How to find free Wi-Fi at airports

San Diego Airport new seats

If your business takes you to or through a few airports on a regular basis you already know if the Wi-Fi is free (and the location of the power outlets and best coffee).

But it’s often less than straightforward to jump online if you start or end your trip in an unfamiliar airport.

Many airports proudly promote their free Wi-Fi on concourse signs, on their websites and whenever someone in the airport opens a browser.

“As airlines consolidate and airports compete for traffic and air service, every little amenity helps to lure flyers, and free Wi-Fi is a great perk to keep consumers happy while they wait for the flights,” said Airfarewatchdog President George Hobica.

But, citing economic factors and long-running contracts, many airports still charge for Wi-Fi or offer just a few minutes of free access. Some airports, including O’Hare and Midway in Chicago, allow travelers to visit some tourism and shopping websites for free, but if you want to check email or conduct business, it will cost you. Still others are moving to a hybrid plan offering limited Wi-Fi for free but more robust service for a fee.
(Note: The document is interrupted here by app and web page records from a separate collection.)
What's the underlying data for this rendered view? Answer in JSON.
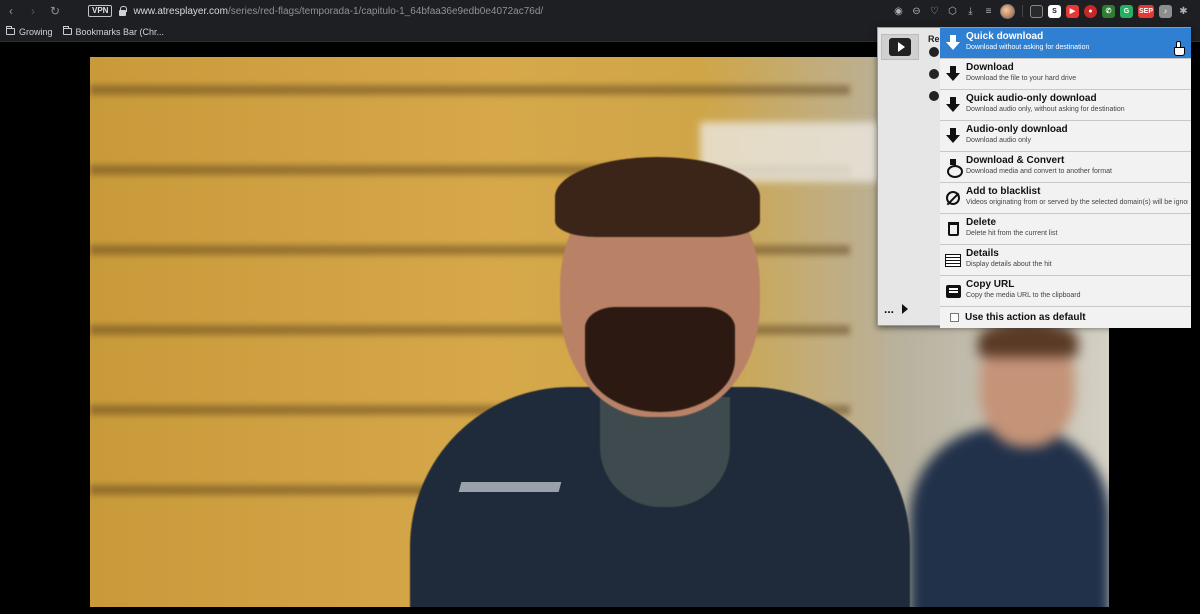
{
  "browser": {
    "url_host": "www.atresplayer.com",
    "url_path": "/series/red-flags/temporada-1/capitulo-1_64bfaa36e9edb0e4072ac76d/",
    "vpn_label": "VPN",
    "extensions": [
      {
        "name": "camera-icon",
        "color": "#1e1f22"
      },
      {
        "name": "badge-ext",
        "color": "#e53935",
        "label": "SEP"
      }
    ]
  },
  "bookmarks": [
    {
      "label": "Growing"
    },
    {
      "label": "Bookmarks Bar (Chr..."
    }
  ],
  "popup": {
    "hit_title": "Re",
    "menu": [
      {
        "label": "Quick download",
        "desc": "Download without asking for destination",
        "icon": "quick-download-icon",
        "active": true
      },
      {
        "label": "Download",
        "desc": "Download the file to your hard drive",
        "icon": "download-icon",
        "active": false
      },
      {
        "label": "Quick audio-only download",
        "desc": "Download audio only, without asking for destination",
        "icon": "quick-audio-download-icon",
        "active": false
      },
      {
        "label": "Audio-only download",
        "desc": "Download audio only",
        "icon": "audio-download-icon",
        "active": false
      },
      {
        "label": "Download & Convert",
        "desc": "Download media and convert to another format",
        "icon": "convert-icon",
        "active": false
      },
      {
        "label": "Add to blacklist",
        "desc": "Videos originating from or served by the selected domain(s) will be ignor...",
        "icon": "blacklist-icon",
        "active": false
      },
      {
        "label": "Delete",
        "desc": "Delete hit from the current list",
        "icon": "trash-icon",
        "active": false
      },
      {
        "label": "Details",
        "desc": "Display details about the hit",
        "icon": "details-icon",
        "active": false
      },
      {
        "label": "Copy URL",
        "desc": "Copy the media URL to the clipboard",
        "icon": "copy-url-icon",
        "active": false
      }
    ],
    "default_label": "Use this action as default",
    "more_label": "..."
  },
  "colors": {
    "active_item": "#2f80d3",
    "toolbar_bg": "#1e1f22"
  }
}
“A typical airline passenger carries two Internet-enabled devices such as a laptop and smartphone, or a smartphone and tablet,” said Henry Harteveldt, a travel industry analyst and strategist with Hudson Crossing. And because many of these devices are bandwidth hogs, “we’re seeing some airports charge extra for high-bandwidth activities such as audio and video downloads.”

You can poke around an airport’s website for the status of the Wi-Fi offered, but there are a few other ways to determine if an airport offers free or fee-based Wi-Fi. has an airport Wi-Fi map that draws Wi-Fi status information from the on-the-ground experiences of its writers and tips from travelers who use the map and send reports on where they’ve successfully accessed complimentary airport Wi-Fi.

“The main challenge right now is noting what networks are truly free and unlimited (examples: Hong Kong, JFK’s Terminal 5) and which are ad-supported, limited-time connections, as the latter is becoming more common, but not less confusing,” said Jaunted’s managing editor Cynthia Drescher.

The team at Airfarewatchdog just published its own downloadable airport Wi-Fi chart offering a snapshot of the Wi-Fi offered at many popular U.S. and international airports. But the chart is already out of date.

Detroit Metropolitan Wayne County Airport, for example, is listed as “pricing unavailable,” but travelers currently get 30 free minutes of free Wi-Fi per device. In September the airport will switch providers (from Boingo to AWG) and begin offering free, faster Wi-Fi. (An advertisement will be shown every 45 minutes and paid higher-speed Wi-Fi will also be available.)

The Airfarewatchdog chart also doesn’t include the fact that in Houston, both George Bush Intercontinental Airport and William P. Hobby Airport offer 45 minutes of complimentary Wi-Fi to passengers. According to airport spokesperson Darian Ward, the goal is to begin rolling out completely free Wi-Fi in some terminals by the end of the year.

If you’re at an airport with a fee for Wi-Fi and you are unwilling to enter your credit card information, some travelers have had luck getting passwords for the Wi-Fi signal in airline lounges and cafes by using a free mobile phone app or search engine to look on sites such as Faceboook, Foursquare or Twitter for passwords being shared by other travelers.

(But you didn’t hear that here.)

My story about Where to find free Wi-Fi at airports first appeared on the CNBC Road Warrior blog.